Monday, April 4, 2016, 11:47 AM ET|Posted by Will Richmond
Late Friday afternoon, Bloomberg reported that Facebook had dropped out of the bidding for streaming rights to the NFL’s Thursday night package. That news followed Recode’s report from last month that Apple had also withdrawn. With two of the most likely candidates now gone, the only digital players remaining who are both big enough to afford the deal and for whom it potentially makes enough strategic sense are likely Verizon, Google and Amazon (I’m excluding Yahoo since its own instability almost certainly precludes a bid).
Bloomberg’s source said Facebook didn’t like the NFL’s ad policy for the games and also didn’t like the London games that come with the deal. All of that may well be true, but, as I was quoted telling Variety last month, I think a big sticking point was also the lack of mobile rights to the games, which are held by Verizon through next season. With the vast majority of Facebook’s usage now on mobile devices, the inability to stream to mobile surely diminished the value of the deal to Facebook.
Of the 3 remaining players, I’d handicap Verizon as the most likely eventual winner. As mentioned above, it has mobile rights already. Go90 is a major priority for the company, so folding in the NFL games would be a big boost. With Verizon’s strategy shifting from multichannel video to mobile, proving that marquee content can be streaming to millions via mobile would be a great proof point. Finally, via its AOL acquisition, Verizon has also become big player in ad tech and data, both of which could be very useful in monetizing the games (and which the NFL would no doubt like to learn from as well).
Amazon has also placed a huge emphasis on video, but it’s critical to remember that for the e-commerce giant, video is in service to its Prime membership subscriptions, rather than being a standalone revenue stream. Over the past couple of years, Amazon has proven to itself that on-demand entertainment video can drive Prime acquisitions and retention. But there’s no such proof for live sports, so bidding for the NFL rights would be a blind swing for Amazon, something the company is not known for doing.
It’s always impossible to discount Google from any bidding situation given its deep pockets. The NFL deal could add value to the still amorphous YouTube Red subscription service, and it could also complement YouTube’s pending YouTube Connect live streaming feature. No doubt Google would have some creative ways to monetize the games as well.
Still, it’s hard to see how the NFL games fit into an over-arching Google or YouTube strategy. And remember, since Google hired CFO Ruth Porat a year ago, the company has split its moonshot projects into a separate company so core Alphabet spending is much more rigorously evaluated. Any big NFL bid would need to have clear business case support.

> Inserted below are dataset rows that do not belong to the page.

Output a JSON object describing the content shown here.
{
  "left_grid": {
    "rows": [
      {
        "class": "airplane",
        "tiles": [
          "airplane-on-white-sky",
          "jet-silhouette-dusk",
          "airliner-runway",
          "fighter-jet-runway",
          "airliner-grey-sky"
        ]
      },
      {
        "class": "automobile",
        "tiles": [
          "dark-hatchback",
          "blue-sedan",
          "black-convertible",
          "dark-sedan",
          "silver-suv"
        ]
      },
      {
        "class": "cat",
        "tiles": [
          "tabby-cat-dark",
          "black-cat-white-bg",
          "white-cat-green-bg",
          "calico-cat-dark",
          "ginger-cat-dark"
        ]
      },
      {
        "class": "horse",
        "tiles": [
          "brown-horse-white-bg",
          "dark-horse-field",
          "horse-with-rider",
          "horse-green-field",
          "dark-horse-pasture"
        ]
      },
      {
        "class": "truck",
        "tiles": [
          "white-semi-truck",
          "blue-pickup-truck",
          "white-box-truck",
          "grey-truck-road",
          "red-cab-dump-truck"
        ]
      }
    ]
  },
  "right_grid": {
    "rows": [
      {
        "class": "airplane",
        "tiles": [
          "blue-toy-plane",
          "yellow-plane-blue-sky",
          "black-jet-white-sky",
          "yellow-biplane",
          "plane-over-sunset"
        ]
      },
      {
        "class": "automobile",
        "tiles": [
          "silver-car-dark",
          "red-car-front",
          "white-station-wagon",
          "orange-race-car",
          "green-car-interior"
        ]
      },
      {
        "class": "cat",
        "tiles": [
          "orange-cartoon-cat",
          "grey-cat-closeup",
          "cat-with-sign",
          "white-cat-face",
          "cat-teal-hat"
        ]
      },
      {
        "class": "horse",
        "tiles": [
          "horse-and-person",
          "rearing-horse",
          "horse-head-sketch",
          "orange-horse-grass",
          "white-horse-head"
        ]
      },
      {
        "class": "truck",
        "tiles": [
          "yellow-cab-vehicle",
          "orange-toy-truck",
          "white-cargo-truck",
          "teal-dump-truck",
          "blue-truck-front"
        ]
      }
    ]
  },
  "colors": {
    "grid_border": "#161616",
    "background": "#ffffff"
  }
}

There’s one other wildcard path to consider, which is that the NFL does a course correction and instead awards the streaming rights to CBS and NBC for an incremental fee to their new Thursday night deals (remember they currently only include authenticated streaming). For CBS in particular, Thursday night streaming rights could fit well with CBS All Access.
The whole Thursday night digital bidding approach is really a big experiment by the NFL to see if it can triple dip for broadcast rights, because in addition to the games being split by CBS and NBC, they’re also on NFL Network. It’s certainly possible that the NFL could ultimately decide against a digital-only deal, recognizing there’s more synergy and upside by having its broadcast partners stream as well.
With a lot of uncertainty in the sports TV business in general these days, it’s conceivable that the digital players will bid modestly, in order to see how TV rights deals evolve in the face of increasing pushback by pay-TV operators against absorbing higher carriage fees. In other words, rather than setting an expensive streaming precedent themselves, they could take a wait-and-see approach as turmoil in the sports TV business continues to unfold.
All of this is part of the highly unsettled TV/video landscape we’re all witnessing.